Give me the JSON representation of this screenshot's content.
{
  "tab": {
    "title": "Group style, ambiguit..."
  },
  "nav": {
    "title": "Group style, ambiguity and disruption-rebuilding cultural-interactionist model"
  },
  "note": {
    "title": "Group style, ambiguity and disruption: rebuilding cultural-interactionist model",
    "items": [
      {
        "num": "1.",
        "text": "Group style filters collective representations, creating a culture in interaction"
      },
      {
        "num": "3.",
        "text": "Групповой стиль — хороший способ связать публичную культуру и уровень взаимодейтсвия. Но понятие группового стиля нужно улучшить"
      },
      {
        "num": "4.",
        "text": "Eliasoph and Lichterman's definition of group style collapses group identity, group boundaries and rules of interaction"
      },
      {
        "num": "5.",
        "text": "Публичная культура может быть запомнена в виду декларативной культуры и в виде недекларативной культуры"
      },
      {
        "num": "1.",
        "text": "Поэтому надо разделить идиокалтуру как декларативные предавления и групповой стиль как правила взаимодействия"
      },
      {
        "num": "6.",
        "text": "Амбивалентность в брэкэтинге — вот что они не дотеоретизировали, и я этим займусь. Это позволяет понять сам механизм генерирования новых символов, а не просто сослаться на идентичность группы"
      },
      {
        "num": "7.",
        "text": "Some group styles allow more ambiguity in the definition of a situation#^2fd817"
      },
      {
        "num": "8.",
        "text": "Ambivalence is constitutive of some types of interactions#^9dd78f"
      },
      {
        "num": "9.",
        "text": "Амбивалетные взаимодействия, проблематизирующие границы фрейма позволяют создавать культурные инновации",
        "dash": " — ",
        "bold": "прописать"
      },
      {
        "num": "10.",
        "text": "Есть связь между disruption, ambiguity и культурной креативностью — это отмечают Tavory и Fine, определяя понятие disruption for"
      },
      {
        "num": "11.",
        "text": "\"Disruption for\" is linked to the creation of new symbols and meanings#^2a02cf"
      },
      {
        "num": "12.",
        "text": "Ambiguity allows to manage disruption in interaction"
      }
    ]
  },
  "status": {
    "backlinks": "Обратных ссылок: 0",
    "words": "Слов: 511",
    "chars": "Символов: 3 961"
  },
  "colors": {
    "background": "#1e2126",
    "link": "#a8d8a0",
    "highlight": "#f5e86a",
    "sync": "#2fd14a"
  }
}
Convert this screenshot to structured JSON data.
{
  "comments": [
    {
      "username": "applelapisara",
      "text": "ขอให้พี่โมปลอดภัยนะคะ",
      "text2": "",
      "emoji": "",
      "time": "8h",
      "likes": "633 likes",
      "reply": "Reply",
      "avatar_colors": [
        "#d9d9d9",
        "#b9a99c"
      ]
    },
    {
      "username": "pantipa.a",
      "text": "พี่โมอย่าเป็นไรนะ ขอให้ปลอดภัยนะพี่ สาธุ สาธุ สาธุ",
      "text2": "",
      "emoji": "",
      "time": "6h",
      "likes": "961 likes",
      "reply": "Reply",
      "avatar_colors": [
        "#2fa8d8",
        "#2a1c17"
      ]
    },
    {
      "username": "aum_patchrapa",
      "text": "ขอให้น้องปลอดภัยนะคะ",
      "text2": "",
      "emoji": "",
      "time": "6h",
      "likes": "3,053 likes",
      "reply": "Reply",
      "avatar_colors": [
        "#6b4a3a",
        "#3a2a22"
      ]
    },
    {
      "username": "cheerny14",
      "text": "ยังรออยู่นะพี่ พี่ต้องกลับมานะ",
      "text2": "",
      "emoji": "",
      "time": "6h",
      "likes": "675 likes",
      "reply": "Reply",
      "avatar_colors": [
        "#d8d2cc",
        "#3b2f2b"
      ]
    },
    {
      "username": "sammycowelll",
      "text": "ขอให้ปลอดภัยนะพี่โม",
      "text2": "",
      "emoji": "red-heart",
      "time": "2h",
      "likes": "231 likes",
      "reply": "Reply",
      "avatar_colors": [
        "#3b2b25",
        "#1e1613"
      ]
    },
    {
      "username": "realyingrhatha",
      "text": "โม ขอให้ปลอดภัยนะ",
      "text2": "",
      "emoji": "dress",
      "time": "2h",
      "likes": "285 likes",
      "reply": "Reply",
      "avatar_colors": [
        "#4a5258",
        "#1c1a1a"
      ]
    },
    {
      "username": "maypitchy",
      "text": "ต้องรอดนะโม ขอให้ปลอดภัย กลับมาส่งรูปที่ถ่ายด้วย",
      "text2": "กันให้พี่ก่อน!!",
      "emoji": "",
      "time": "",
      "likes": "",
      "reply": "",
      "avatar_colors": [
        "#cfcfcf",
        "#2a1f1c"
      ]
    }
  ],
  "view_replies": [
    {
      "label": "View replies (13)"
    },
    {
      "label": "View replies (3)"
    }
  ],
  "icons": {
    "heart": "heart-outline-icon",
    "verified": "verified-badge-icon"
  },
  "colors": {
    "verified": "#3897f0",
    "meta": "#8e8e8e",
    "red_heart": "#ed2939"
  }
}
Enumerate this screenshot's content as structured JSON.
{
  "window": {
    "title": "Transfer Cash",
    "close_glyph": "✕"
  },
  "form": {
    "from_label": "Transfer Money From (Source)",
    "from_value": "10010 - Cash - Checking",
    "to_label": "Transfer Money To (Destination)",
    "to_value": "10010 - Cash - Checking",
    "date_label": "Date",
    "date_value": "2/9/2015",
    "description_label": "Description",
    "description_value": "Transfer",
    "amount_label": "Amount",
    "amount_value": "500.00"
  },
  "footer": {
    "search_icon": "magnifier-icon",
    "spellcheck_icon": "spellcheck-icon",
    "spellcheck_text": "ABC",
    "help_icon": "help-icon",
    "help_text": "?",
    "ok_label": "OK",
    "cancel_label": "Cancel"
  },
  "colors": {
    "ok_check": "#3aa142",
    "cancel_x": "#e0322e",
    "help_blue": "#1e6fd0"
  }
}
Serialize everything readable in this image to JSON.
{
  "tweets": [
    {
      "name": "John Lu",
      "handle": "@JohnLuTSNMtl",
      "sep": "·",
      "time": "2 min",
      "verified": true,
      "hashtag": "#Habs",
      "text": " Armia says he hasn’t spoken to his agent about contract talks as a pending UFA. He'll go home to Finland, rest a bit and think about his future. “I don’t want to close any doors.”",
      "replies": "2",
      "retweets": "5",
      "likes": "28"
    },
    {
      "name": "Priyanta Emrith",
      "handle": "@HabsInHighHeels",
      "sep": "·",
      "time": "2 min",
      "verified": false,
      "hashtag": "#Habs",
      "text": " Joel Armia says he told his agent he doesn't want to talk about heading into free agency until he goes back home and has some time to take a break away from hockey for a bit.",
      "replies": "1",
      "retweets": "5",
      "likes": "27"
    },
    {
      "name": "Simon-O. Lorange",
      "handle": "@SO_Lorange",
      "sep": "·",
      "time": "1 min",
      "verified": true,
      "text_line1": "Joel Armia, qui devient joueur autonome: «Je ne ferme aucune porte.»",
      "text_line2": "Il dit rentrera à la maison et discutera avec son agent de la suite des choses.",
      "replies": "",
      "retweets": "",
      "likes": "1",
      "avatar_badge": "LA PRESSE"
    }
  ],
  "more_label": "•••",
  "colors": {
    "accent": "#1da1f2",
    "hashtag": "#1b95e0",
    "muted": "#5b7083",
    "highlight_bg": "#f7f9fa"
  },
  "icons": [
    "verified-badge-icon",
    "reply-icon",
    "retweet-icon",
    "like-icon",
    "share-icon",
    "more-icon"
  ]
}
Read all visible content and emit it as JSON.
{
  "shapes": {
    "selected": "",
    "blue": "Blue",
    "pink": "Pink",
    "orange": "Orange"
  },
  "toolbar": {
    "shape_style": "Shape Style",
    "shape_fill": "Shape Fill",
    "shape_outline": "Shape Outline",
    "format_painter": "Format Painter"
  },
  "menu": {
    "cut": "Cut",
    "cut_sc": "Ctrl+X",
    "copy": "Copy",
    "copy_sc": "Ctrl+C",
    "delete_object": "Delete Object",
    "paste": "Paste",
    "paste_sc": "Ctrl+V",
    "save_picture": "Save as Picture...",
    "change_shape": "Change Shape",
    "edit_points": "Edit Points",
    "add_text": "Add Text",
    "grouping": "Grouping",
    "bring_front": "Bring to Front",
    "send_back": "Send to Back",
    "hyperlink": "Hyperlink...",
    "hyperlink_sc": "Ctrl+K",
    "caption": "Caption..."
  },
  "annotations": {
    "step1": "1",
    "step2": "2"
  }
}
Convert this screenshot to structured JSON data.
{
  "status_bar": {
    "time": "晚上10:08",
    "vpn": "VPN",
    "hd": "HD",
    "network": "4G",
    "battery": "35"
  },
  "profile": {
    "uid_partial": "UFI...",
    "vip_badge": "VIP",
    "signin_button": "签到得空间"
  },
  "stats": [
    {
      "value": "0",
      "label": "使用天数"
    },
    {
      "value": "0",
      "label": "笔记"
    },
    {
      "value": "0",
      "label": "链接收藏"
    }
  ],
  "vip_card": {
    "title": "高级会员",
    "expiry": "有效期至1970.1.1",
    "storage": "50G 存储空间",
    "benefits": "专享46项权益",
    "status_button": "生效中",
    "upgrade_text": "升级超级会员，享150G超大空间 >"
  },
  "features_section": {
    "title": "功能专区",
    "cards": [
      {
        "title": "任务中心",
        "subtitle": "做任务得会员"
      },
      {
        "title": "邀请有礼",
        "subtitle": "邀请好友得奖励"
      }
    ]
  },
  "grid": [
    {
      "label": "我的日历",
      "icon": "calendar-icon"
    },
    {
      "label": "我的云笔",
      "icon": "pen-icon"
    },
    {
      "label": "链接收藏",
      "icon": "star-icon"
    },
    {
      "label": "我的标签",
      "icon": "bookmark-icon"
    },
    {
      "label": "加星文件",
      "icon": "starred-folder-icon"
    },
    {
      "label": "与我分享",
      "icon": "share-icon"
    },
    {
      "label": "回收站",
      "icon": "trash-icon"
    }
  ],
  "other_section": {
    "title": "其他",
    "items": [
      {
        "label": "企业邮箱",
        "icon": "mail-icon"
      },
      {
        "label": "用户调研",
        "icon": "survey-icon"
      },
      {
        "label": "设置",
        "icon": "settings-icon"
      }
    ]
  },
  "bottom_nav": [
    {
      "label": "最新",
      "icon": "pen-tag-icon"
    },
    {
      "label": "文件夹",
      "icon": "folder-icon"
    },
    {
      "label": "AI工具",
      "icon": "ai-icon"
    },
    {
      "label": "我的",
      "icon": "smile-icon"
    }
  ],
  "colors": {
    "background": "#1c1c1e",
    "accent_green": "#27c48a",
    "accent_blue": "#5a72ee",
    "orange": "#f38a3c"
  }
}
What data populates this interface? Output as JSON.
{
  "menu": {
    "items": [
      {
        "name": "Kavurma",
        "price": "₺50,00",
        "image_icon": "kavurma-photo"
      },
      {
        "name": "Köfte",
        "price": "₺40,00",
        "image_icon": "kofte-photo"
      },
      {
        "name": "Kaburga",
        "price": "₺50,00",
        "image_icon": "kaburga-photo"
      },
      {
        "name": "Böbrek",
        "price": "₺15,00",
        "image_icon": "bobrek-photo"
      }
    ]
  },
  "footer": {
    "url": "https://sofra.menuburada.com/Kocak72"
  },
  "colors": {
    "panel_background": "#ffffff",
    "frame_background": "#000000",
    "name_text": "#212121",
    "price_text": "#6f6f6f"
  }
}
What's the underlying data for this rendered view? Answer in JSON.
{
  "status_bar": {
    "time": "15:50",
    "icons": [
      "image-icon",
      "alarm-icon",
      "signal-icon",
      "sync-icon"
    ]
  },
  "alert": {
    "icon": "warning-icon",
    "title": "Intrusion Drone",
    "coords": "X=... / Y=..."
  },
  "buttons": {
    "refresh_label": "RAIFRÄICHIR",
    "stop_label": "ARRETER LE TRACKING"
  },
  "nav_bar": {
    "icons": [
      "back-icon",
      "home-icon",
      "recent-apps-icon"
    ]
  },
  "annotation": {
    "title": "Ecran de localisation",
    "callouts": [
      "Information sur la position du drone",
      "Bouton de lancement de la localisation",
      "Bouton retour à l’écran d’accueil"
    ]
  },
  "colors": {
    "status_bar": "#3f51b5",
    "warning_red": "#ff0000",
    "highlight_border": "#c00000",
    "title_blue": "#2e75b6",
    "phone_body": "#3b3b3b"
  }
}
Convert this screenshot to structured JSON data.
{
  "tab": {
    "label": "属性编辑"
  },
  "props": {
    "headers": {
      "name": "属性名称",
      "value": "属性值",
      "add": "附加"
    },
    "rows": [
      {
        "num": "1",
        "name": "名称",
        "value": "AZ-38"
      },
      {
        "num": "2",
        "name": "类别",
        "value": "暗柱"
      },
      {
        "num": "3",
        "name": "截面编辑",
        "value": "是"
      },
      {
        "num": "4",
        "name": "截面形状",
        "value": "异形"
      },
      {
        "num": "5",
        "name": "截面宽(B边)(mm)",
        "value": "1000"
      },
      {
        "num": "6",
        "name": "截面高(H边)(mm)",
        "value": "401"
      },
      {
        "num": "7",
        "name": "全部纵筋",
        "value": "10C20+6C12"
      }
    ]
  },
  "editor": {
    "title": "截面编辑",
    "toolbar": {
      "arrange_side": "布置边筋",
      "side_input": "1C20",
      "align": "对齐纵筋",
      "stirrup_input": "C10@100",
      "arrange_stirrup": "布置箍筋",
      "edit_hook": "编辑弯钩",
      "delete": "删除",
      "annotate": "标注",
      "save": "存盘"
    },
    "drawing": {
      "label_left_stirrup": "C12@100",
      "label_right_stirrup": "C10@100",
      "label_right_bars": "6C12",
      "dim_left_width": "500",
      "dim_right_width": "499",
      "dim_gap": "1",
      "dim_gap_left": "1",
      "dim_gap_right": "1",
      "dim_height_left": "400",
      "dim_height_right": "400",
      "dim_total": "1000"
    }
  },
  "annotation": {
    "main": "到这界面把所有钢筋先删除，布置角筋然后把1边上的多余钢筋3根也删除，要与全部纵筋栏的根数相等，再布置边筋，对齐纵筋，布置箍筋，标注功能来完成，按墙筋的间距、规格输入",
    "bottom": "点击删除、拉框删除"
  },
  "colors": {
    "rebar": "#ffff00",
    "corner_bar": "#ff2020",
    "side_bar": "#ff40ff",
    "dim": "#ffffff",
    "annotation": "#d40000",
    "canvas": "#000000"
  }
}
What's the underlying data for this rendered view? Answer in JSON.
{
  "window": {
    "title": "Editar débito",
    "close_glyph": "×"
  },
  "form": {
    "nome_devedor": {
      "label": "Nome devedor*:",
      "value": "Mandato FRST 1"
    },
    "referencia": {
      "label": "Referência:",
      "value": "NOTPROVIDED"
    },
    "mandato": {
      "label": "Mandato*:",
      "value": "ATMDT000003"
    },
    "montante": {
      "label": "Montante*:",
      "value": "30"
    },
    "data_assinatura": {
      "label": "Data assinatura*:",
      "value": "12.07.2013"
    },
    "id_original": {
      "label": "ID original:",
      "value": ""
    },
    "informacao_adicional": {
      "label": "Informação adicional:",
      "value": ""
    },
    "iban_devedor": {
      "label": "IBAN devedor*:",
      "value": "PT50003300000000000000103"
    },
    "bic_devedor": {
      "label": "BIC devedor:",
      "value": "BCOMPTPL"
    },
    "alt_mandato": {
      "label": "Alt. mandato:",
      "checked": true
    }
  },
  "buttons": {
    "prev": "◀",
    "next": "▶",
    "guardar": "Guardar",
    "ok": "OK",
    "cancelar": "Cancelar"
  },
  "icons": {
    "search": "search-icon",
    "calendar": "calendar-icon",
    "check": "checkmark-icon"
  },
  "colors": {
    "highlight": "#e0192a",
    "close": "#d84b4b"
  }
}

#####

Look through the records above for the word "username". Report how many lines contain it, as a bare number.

▸ **Exercise answer**:
7